Before the Coffee Gets Cold by Toshikazu Kawaguchi
I would Picador for an advance copy of this novel in exchange for a fair and honest review
Publisher – Picador
Published – Out Now
Price – £8.99 paperback
In a small back alley in Tokyo, there is a café which has been serving carefully brewed coffee for more than one hundred years. But this coffee shop offers its customers a unique experience; the chance to ravel back in time. In Before the Coffee Gets Cold, we meet four visitors; each of whom is hoping to make use of the café’s time-travelling offer….
There are all moments in life you wish you could revisit. The last time you saw a relative; a particular argument that you never could go back on; but what exactly would you do? Is the past fixed? Would you change your mind? IN Toshikazu Kawaguchi’s novel (here translated by Geoffrey Trousselot) a chance to revisit the past has implications for each of the four people who seek the offer. Unfortunately, I found their trips in time to really serve a very pointed agenda over the best way to behave.
In Tokyo there is an urban legend about a café called Funiculi Funicular. There is a apparently a seat where if you sit there and have a cup of coffee you can travel in time. Many people sought it out but soon the attraction faded. Because in this dark timeless café the rules are you can never leave the seat; only there as long as the coffee gets warm and they can’t actually change the past. Oh, and these days the seat is permanently occupied by a ghost (of a person who broke the rules) so you have to wait until they go the toilet before you can try. A police box this is not! Over the course of this novel we meet four people who have very specific reason to go back and in each the change they make is more for their own futures.
So yes, it’s a unique concept and I like the low tech approach of a magical café and it’s more low key staff who just all work around the seat and ghost rather than making it some world shattering discovery. The whole style of the novel is this is a normal world even with time travel but my issue with the novel was how the four women all chosen to time travel were all getting a cosmic pull your socks up experience in how women should behave.
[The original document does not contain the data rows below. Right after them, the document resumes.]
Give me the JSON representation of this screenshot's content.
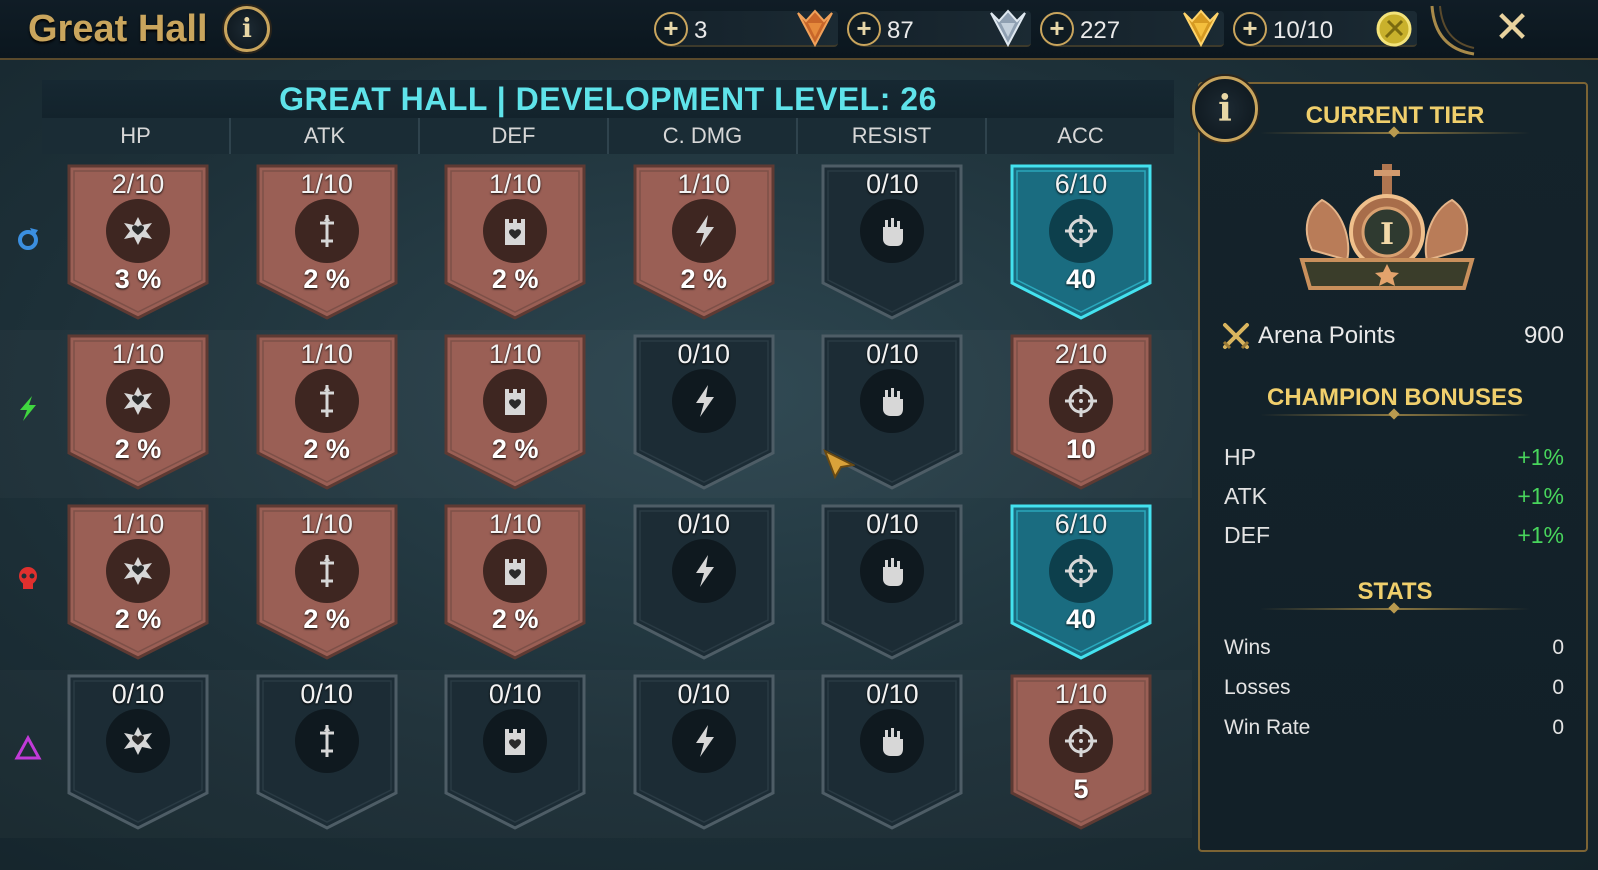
{
  "header": {
    "title": "Great Hall",
    "info_icon": "info-icon",
    "close_icon": "close-icon"
  },
  "resources": [
    {
      "value": "3",
      "icon": "bronze-medal-icon",
      "color": "#d4722c"
    },
    {
      "value": "87",
      "icon": "silver-medal-icon",
      "color": "#a9b7c6"
    },
    {
      "value": "227",
      "icon": "gold-medal-icon",
      "color": "#e0a32a"
    },
    {
      "value": "10/10",
      "icon": "arena-token-icon",
      "color": "#d9c23a"
    }
  ],
  "grid": {
    "title": "GREAT HALL | DEVELOPMENT LEVEL: 26",
    "columns": [
      "HP",
      "ATK",
      "DEF",
      "C. DMG",
      "RESIST",
      "ACC"
    ],
    "column_icons": [
      "hp-icon",
      "atk-icon",
      "def-icon",
      "crit-damage-icon",
      "resist-icon",
      "accuracy-icon"
    ],
    "rows": [
      {
        "affinity": "magic",
        "affinity_icon": "magic-affinity-icon",
        "affinity_color": "#3b8fe0",
        "cells": [
          {
            "level": "2/10",
            "value": "3 %",
            "state": "upgraded"
          },
          {
            "level": "1/10",
            "value": "2 %",
            "state": "upgraded"
          },
          {
            "level": "1/10",
            "value": "2 %",
            "state": "upgraded"
          },
          {
            "level": "1/10",
            "value": "2 %",
            "state": "upgraded"
          },
          {
            "level": "0/10",
            "value": "",
            "state": "locked"
          },
          {
            "level": "6/10",
            "value": "40",
            "state": "highlight"
          }
        ]
      },
      {
        "affinity": "spirit",
        "affinity_icon": "spirit-affinity-icon",
        "affinity_color": "#3fd63f",
        "cells": [
          {
            "level": "1/10",
            "value": "2 %",
            "state": "upgraded"
          },
          {
            "level": "1/10",
            "value": "2 %",
            "state": "upgraded"
          },
          {
            "level": "1/10",
            "value": "2 %",
            "state": "upgraded"
          },
          {
            "level": "0/10",
            "value": "",
            "state": "locked"
          },
          {
            "level": "0/10",
            "value": "",
            "state": "locked"
          },
          {
            "level": "2/10",
            "value": "10",
            "state": "upgraded"
          }
        ]
      },
      {
        "affinity": "force",
        "affinity_icon": "force-affinity-icon",
        "affinity_color": "#e0302e",
        "cells": [
          {
            "level": "1/10",
            "value": "2 %",
            "state": "upgraded"
          },
          {
            "level": "1/10",
            "value": "2 %",
            "state": "upgraded"
          },
          {
            "level": "1/10",
            "value": "2 %",
            "state": "upgraded"
          },
          {
            "level": "0/10",
            "value": "",
            "state": "locked"
          },
          {
            "level": "0/10",
            "value": "",
            "state": "locked"
          },
          {
            "level": "6/10",
            "value": "40",
            "state": "highlight"
          }
        ]
      },
      {
        "affinity": "void",
        "affinity_icon": "void-affinity-icon",
        "affinity_color": "#c23ad8",
        "cells": [
          {
            "level": "0/10",
            "value": "",
            "state": "locked"
          },
          {
            "level": "0/10",
            "value": "",
            "state": "locked"
          },
          {
            "level": "0/10",
            "value": "",
            "state": "locked"
          },
          {
            "level": "0/10",
            "value": "",
            "state": "locked"
          },
          {
            "level": "0/10",
            "value": "",
            "state": "locked"
          },
          {
            "level": "1/10",
            "value": "5",
            "state": "upgraded"
          }
        ]
      }
    ]
  },
  "panel": {
    "current_tier_heading": "CURRENT TIER",
    "tier_badge_icon": "bronze-tier-1-badge-icon",
    "arena_points_label": "Arena Points",
    "arena_points_value": "900",
    "champion_bonuses_heading": "CHAMPION BONUSES",
    "bonuses": [
      {
        "label": "HP",
        "value": "+1%"
      },
      {
        "label": "ATK",
        "value": "+1%"
      },
      {
        "label": "DEF",
        "value": "+1%"
      }
    ],
    "stats_heading": "STATS",
    "stats": [
      {
        "label": "Wins",
        "value": "0"
      },
      {
        "label": "Losses",
        "value": "0"
      },
      {
        "label": "Win Rate",
        "value": "0"
      }
    ]
  },
  "colors": {
    "gold": "#c9a55d",
    "cyan_title": "#5fe3ea",
    "upgraded_fill": "#9a5f55",
    "locked_fill": "#1c2c35",
    "highlight_fill": "#1a6c80",
    "highlight_border": "#44e2ef",
    "bonus_green": "#48d55c"
  }
}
In one a young powerful executive was being chided for not telling her ex-boyfriend she really loved him; a woman with a husband with Alzheimers was told effectively it better to lie to a husband that all will be well in the future then carry on living while he declines. But the final two stories are were I saw red – in the third tale an ongoing character who owns a nearby Inn who we have met in earlier tales was revealed to have left her parent’s hotel many years ago to live her own life. A family tragedy means when she has her trip in time is the universe apparently told her to give up having her own place; dressing and behaving rebelliously (aka drinking; smoking and wearing leopard print tops) and instead she goes back home and dress traditionally. The final tale is where a woman is pregnant with a heart condition which in childbirth would be fatal. The hotel shows her an unusual trip to the future and shows her that her sacrifice will mean a happy young woman is born out of her personal tragedy…
The whole philosophy of the tales is that women need to pay better attention to their men; not rebel and follow their natural roles whatever the cost to themselves and I found this incredibly increasingly patronising and sexist as the novel progressed. It increasingly became evident this was the theme as I realised the ghost would of course be a woman who did not follow the rules when trying to talk to a lover. Kawaguchi seems fond to have women see the error of their ways and behave better – the high-flying executive we meet in the first tale is even apparently happier in the future to just help run the café. I will be honest by the end I was just wanting this café to suffer an accidental fire and have no more lives ruined. It’s a cosy time travel novel with a razor sharp unpleasant sexist moral message that really didn’t work for me. I prefer my time travel to be a bit more rebellious; very aptly this is not my cup of tea at all.